Edwards can be heard on the drums, bass, accordion, mandolin and guitar, though he said it’s not fun to list all the instruments in his repertoire. “Some instruments I play are kind of secret,” he said, adding, “You may hear an instrument on the record and wonder if it’s me. It’s me.”
One of their album’s biggest standouts is the song “Church,” which they describe as a “porch stomping” song with some political and religious undertones. Van Valin and Edwards were experimenting with different open tunings on the guitar when they happened upon the opening riff by accident. “We stopped and looked at each other and thought ‘Oh, that’s neat.’ We thought there might have been a ghost that came along to create the song,” said Van Valin.

He said the song “All for you” has a special place in his heart since it was the first song the band wrote together. “That was the point when we thought, “Yeah, this is really going to work.”’
While the band has gone on tour before, this is their first tour on a national scale. “It’s awesome,” said Van Valin, who noted how much of the tour he spends sleeping. “When I wake up to go to the bathroom I’ll look out the window and think ‘Oh, we’re driving through Texas.”

If the band could tour with anyone, all three members agreed it would be Kacey Musgraves.

The band members said they are eager to meet the people who come to their shows. “It’s a funny thing we’ve been noticing… people are nervous to meet someone they see on stage.
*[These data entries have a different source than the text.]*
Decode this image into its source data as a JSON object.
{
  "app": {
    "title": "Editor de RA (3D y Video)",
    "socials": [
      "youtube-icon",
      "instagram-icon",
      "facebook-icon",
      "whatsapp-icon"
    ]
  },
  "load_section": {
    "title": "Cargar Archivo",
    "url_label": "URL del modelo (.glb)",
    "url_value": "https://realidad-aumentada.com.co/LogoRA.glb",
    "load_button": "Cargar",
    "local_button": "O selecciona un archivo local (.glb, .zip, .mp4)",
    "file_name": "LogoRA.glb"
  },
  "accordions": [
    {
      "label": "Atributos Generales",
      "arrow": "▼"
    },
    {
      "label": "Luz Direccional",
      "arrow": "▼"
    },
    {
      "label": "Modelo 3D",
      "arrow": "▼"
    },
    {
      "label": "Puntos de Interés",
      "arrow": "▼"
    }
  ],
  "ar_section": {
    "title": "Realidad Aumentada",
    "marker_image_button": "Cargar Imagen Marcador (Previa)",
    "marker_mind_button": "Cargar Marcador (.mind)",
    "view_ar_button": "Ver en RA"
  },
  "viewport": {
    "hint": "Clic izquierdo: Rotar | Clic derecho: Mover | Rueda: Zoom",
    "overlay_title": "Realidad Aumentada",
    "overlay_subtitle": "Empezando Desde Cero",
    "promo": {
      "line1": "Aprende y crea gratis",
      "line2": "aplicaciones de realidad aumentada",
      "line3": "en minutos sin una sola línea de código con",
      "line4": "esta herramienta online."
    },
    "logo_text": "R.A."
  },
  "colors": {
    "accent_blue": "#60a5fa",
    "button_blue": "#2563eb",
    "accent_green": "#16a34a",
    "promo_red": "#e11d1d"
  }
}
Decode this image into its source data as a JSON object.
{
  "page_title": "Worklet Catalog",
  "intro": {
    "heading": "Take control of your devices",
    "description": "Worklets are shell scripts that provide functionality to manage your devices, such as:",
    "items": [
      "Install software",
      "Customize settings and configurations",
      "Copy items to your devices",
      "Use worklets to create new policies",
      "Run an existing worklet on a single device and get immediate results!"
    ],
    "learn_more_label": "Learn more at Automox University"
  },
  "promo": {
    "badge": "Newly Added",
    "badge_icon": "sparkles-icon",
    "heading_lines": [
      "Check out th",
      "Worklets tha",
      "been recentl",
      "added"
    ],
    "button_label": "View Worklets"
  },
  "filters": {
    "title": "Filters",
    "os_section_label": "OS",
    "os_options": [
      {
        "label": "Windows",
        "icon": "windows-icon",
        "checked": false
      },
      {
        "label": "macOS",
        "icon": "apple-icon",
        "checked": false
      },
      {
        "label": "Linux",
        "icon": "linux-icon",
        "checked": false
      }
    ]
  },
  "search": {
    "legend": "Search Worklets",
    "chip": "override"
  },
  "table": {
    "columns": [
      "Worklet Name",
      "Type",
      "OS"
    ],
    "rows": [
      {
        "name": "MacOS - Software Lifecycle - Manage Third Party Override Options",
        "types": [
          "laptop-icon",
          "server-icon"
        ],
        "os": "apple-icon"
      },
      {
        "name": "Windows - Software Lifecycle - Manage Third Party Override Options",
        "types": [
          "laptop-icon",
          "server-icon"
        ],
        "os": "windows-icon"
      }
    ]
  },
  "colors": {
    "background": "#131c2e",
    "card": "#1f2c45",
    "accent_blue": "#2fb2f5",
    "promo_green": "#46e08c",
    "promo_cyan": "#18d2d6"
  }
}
We’re a bunch of nerds. If we could get rid of the stage, we would. It’s a necessary evil,” said Van Valin.

Edwards added, “the reason we do music in the first place is to connect to people and meet people.”

Van Valin explained the root of the the band’s name, Fairground Saints, saying, “It’s a way to pay homage to the everyday struggles people go through that make them saints in their own way. I don’t think you necessarily have to be divinely endowed to be a saint.”

Provided image.

Provided image.